= Beginning of Section =

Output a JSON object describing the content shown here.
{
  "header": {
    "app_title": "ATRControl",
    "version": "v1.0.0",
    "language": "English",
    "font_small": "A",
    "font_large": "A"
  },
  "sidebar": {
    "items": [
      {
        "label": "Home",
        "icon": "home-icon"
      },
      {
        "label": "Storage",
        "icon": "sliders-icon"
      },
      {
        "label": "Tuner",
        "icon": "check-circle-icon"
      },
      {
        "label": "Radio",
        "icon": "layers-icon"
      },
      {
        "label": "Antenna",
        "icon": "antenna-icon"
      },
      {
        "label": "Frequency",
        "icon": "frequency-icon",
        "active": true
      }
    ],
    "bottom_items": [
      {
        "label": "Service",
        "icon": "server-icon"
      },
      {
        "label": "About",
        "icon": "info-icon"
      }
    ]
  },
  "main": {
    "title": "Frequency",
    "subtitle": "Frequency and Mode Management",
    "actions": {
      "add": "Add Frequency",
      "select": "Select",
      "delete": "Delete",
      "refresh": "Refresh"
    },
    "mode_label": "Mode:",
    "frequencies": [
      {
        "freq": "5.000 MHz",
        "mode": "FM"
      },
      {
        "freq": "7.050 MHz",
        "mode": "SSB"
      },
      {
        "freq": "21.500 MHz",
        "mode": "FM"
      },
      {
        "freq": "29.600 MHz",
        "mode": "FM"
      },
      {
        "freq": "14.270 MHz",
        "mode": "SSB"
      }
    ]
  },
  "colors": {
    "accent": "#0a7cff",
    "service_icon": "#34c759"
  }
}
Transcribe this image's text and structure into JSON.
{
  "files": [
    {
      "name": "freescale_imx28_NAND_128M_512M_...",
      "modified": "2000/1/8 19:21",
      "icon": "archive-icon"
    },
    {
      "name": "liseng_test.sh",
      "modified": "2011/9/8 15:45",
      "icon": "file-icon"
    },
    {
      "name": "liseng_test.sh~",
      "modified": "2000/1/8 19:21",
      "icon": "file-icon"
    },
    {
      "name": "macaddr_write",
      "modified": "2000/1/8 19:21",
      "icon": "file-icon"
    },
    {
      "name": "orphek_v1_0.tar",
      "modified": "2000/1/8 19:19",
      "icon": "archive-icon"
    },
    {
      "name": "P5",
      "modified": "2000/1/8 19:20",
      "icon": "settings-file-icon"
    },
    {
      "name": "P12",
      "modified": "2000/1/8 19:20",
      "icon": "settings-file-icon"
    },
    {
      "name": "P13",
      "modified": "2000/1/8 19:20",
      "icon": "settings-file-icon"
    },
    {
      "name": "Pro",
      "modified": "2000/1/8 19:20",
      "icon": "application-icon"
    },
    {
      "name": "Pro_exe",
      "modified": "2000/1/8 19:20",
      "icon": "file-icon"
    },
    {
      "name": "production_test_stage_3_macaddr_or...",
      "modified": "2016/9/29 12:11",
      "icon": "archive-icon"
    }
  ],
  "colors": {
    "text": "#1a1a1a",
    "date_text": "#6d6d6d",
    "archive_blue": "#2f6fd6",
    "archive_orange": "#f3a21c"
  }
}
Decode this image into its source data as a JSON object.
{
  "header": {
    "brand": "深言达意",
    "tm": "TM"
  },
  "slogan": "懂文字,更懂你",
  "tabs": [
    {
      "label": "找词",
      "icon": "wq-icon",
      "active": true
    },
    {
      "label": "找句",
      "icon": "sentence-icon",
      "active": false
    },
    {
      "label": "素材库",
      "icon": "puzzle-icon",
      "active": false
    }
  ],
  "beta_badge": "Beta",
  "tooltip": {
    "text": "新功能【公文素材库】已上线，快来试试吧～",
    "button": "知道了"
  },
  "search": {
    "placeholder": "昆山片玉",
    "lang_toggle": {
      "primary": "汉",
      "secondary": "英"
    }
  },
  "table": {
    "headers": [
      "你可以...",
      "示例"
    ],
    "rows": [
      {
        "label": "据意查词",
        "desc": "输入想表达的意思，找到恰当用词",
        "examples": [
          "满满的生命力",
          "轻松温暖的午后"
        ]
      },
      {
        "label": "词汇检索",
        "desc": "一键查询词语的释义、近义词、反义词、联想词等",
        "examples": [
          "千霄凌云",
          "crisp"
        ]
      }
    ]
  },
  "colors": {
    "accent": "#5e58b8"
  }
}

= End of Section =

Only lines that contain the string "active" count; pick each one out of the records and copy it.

        "active": true
      "active": true
      "active": false
      "active": false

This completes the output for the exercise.